To three years and thirty nine or so weeks later. Never did I have a clue that I would interview Karen Kleiman, the author of What Am I Thinking: Having a baby after Postpartum Depression, here on my blog. Her book was what inspired me to begin to blog in the first place as it urged moms facing subsequent pregnancies to reframe them. So I did.

I haven’t stopped yet a nor do I plan on stopping any time soon.

I am ever so grateful for my positive Postpartum experience after the birth of my son. After struggling so hard with the first two, I finally got to immerse myself in the bliss of motherhood. I smeared Vaseline on the lens of my life and it totally rocked. Having been through hell it was certainly even more cherished and certainly not taken for granted.

I remember losing myself in the sweet scent of new baby. I remember holding him close and feeling our hearts beat in sync with each other. I remember him nuzzling my neck as he cuddled closely after nursing. I also remember curling my toes in pain because nursing was rough with him. I remember Thrush. I remember cracked nipples. But mostly I remember all the good stuff.

And these days, he is the light of our lives. Our little boy is a joker, a prankster, a caring and concerned three year old who loves to kiss, hug, and watch Cars. He doesn’t snuggle nearly as much but that’s okay. He will sit down on the couch with his toy laptop and blog right along with Mommy & (now) Daddy.

I am ever so thankful for his presence in our lives. Ever so thankful for his laughter, his camaraderie, his energy, and his caring spirit. Even when things get challenging with him, it is hard for me to keep a straight face. Damn his adorable infectious cuteness.

Who knew that when God decided to bless us with our son, it would also birth in me such a strong advocate for women with Postpartum Mood Disorders?

Thank you, little buddy, for motivating Mommy to put herself out there for so many women. You have no idea how many lives you have helped touch. None.

C-Sections and Postpartum Depression: Is there a link?


When Theresa over at The Healthy Baby Network asked me to write an article about the potential link between Postpartum Mood Disorders and Cesarean Sections, I was excited as it was a new area of research for me. I started out with the expectation of finding a definitive link. However, I failed to locate just such a link. Many of the research studies swing toward or away from a link. And one review study lacks a conclusive result in either direction.

Why is this? Why is there no proven link when repeatedly I have heard from mother after mother who had a cesarean section of the emotional struggles she has faced after the birth of her child? Of the trauma, the disappointment, the disbelief that birth did not go quite the way it should have?

Go read the article I wrote for Theresa over at The Healthy Baby Network and chime in with your thoughts. We would love to hear them!

Six years ago


Six years ago today I began a journey at 1:15p.m.

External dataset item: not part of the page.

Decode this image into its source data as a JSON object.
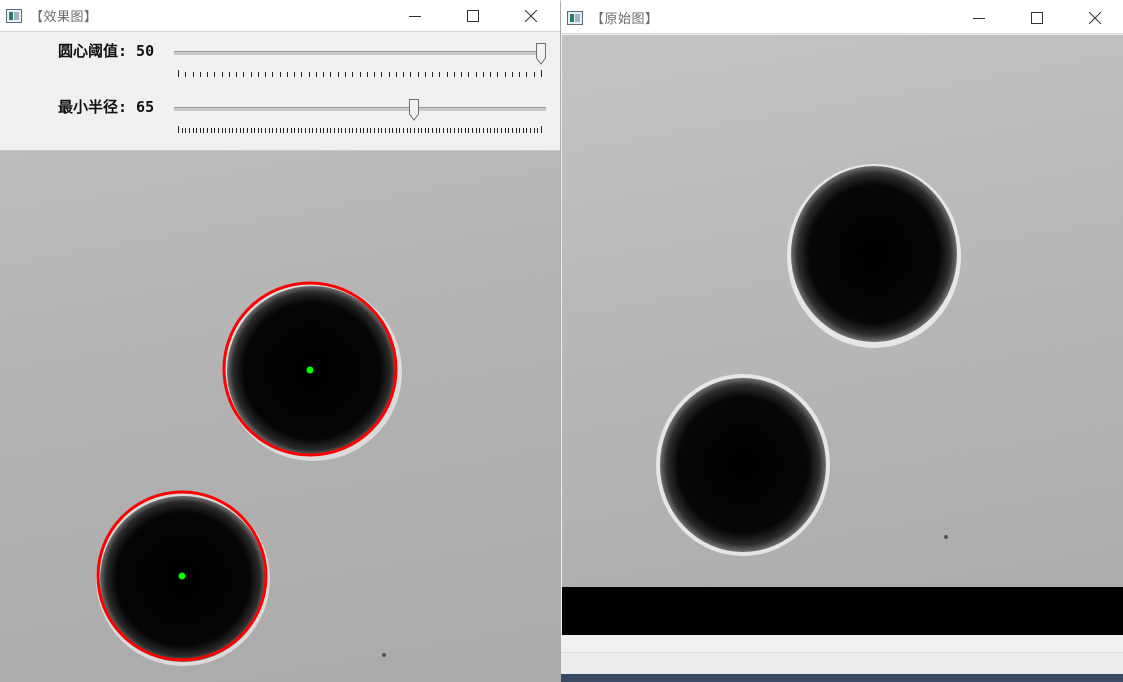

I had no idea where I was going. No clue regarding the difficulty of the tasks ahead.

I could say it was the beginning of the fall. But I won’t. I don’t see it that way.

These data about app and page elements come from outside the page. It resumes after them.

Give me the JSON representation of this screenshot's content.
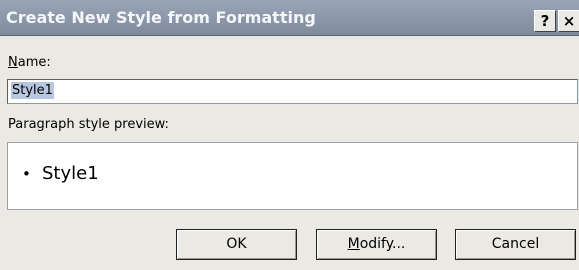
{
  "dialog": {
    "title": "Create New Style from Formatting",
    "help_button": "?",
    "close_button": "×"
  },
  "name_field": {
    "label_accel": "N",
    "label_rest": "ame:",
    "value": "Style1"
  },
  "preview": {
    "label": "Paragraph style preview:",
    "bullet": "•",
    "text": "Style1"
  },
  "buttons": {
    "ok": "OK",
    "modify_accel": "M",
    "modify_rest": "odify...",
    "cancel": "Cancel"
  }
}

Six years ago, not only did I give birth to my first child, I unknowingly gave birth to a new me. I gave birth to a strong new woman who was about to be tested in ways she never thought possible. Ways that allowed me to grow in directions I never thought possible.

I am constantly amazed at my daughter’s intelligence, her impeccable sense of humor, and her compassion toward everyone around her. The girl would give you the shirt off her back if she thought it would help you. (I have NO idea where she gets all this compassion from. None! *wink*)

I’m thrilled to celebrate her birthday today. And truly the ultimate Survivor Mama Day for me. Because six years ago today is when the me today was born. And I am madly in love with both of us!